*** RECORDS SHOWN ***
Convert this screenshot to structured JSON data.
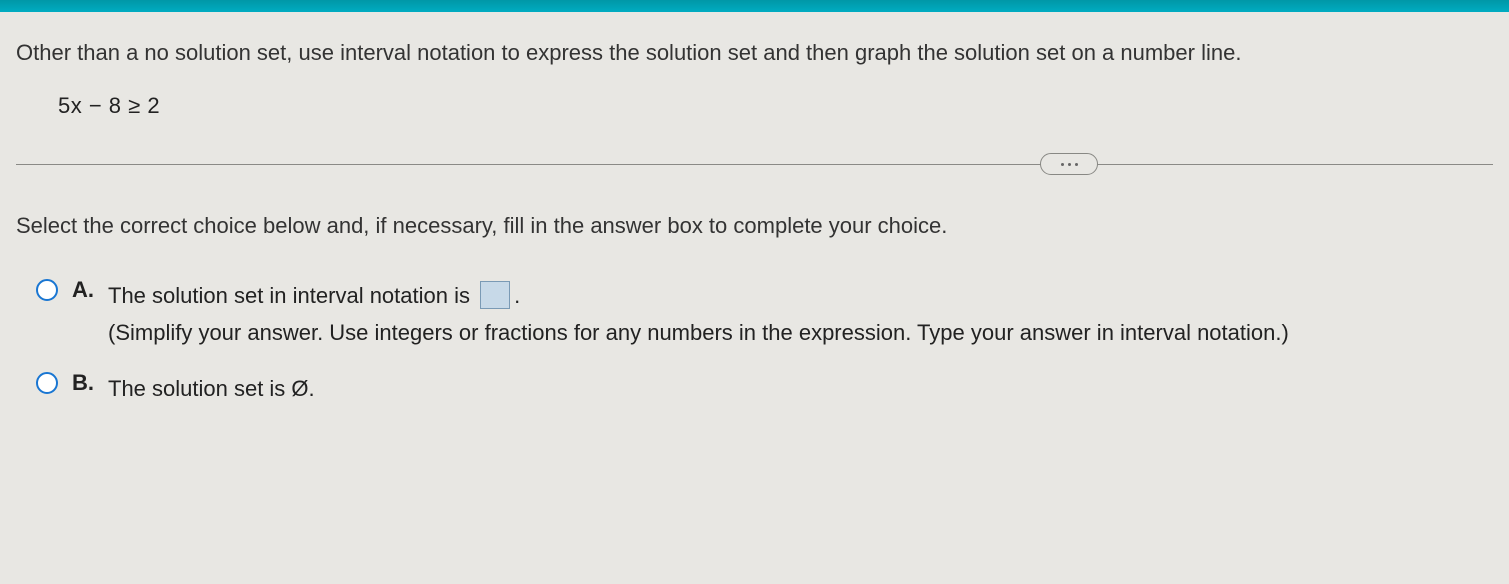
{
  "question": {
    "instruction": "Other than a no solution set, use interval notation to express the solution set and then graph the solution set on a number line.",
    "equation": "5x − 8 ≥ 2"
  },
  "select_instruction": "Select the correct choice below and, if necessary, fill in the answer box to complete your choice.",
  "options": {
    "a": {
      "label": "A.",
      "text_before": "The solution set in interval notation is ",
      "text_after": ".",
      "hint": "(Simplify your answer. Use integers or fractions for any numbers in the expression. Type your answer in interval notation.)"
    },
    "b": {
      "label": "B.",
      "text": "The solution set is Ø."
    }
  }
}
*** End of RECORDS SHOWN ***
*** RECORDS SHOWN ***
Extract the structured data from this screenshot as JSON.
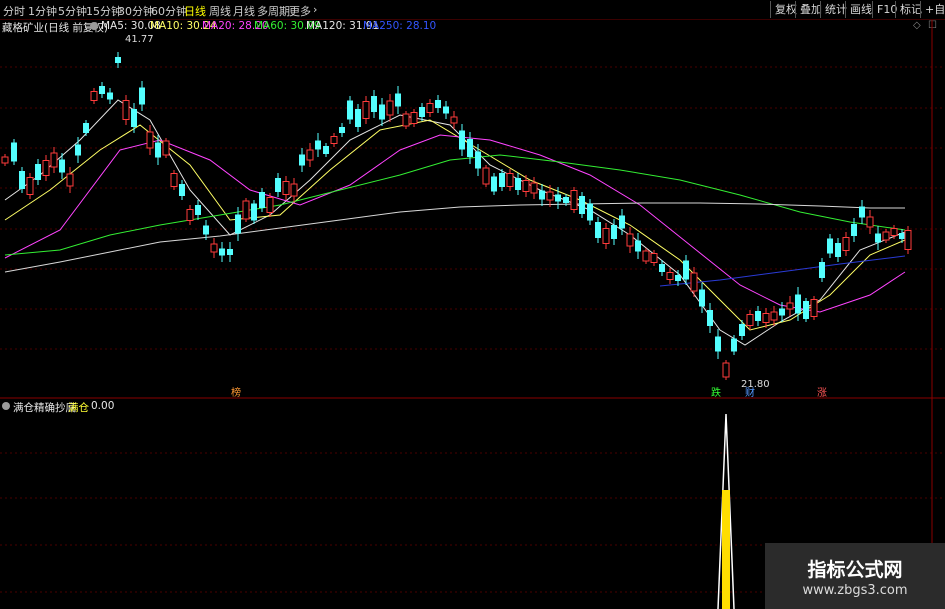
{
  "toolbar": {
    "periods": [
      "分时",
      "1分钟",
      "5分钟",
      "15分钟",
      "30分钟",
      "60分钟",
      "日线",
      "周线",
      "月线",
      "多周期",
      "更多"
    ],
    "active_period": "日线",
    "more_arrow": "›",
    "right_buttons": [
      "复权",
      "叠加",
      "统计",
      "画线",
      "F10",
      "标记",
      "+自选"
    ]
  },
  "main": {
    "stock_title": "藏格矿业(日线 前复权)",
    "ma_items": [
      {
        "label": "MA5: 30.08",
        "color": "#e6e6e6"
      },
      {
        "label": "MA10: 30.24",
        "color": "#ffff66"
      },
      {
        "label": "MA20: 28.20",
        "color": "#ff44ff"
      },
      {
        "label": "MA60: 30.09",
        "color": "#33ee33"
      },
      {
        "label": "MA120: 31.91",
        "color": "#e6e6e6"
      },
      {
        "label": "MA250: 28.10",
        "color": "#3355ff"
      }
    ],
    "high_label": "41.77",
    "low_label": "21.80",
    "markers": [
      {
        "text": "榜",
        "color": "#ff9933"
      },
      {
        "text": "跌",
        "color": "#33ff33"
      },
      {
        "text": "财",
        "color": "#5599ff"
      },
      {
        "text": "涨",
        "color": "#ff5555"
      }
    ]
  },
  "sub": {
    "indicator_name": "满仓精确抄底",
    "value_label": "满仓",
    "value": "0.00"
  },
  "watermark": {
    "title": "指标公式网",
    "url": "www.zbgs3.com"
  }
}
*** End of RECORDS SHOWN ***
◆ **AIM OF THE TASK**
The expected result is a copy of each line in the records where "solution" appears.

◆ **TASK RESPONSE**
    "instruction": "Other than a no solution set, use interval notation to express the solution set and then graph the solution set on a number line.",
      "text_before": "The solution set in interval notation is ",
      "text": "The solution set is Ø."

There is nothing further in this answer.